A mental model for validating business ideas

Something to learn from a fence in a road

The basis for pretty much any new business is one of these claims:

  • [X] is not being done well. I am starting a company to do it better.
  • [X] should exist. I am starting a company to offer it.

There is a dangerous underlying assumption in these statements that is the source of countless business failures. To see why, just read the following:

There exists in such a case a certain institution or law; let us say, for the sake of simplicity, a fence or gate erected across a road. The more modern type of reformer goes gaily up to it and says, “I don’t see the use of this; let us clear it away.” To which the more intelligent type of reformer will do well to answer: “If you don’t see the use of it, I certainly won’t let you clear it away. Go away and think. Then, when you can come back and tell me that you do see the use of it, I may allow you to destroy it.”

This is a quote from G. K. Chesterson’s 1929 book, The Thing, and the heuristic he presents here is what we now call “Chesterton’s Fence”.
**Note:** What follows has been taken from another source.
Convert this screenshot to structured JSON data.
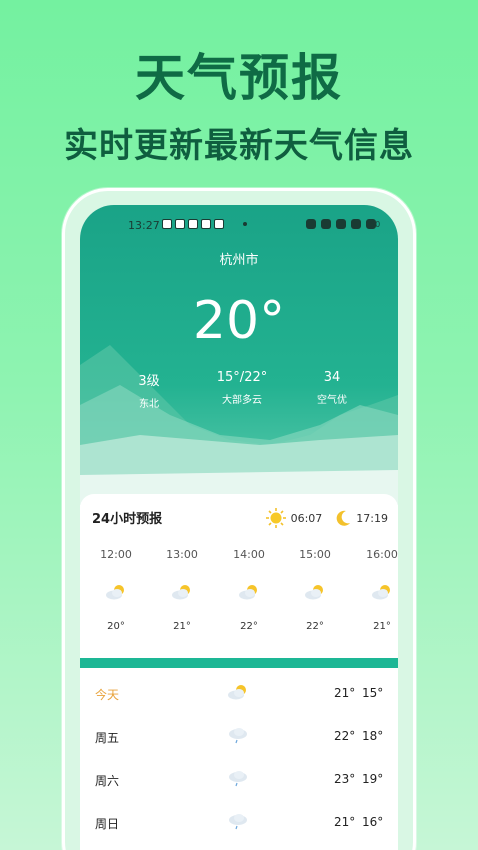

“Chesterton’s Fence” is that idea that before you try to change something in the world, you should first understand why it exists as it does today.

To remove the assumption from the above statements, you might change from this:

  • e.g. “[X] should exist. I am starting a company to offer it.”

To this:

  • e.g. “[X] should exist because [Y]. I am starting a company to offer it.”

I know it sounds stupidly simple, like why would anyone be so stupid as to not have a “because”. But it’s not about just having the “because”, it’s about having a “because” that’s well-researched.

Having a “because” that is not well-researched is easy. It’s easy for that guy crossing the road, seeing the fence, to say “because it’s in the way”. But having the awareness to say “there was probably a reason why this was built here in the first place, let me figure out why”, is what’s really important. And getting to that answer is typically very, very hard.

The unlimited depth of “unknown unknowns”

If your market/strategy/methodology is new to you, how do you know what you don’t know? How do you know if your “because” is good enough? The ultimate question… if only I had a good answer. At some point, you’ll need to put on your “intellectual honesty hat” and decide that you’ve gathered enough information, and that your conclusion that “[X] should exist” is correct.

And maybe in even more abstract, this is about being humble and modest. Hubris causes you to think you know more than you actually do.

Investing at Brighton Park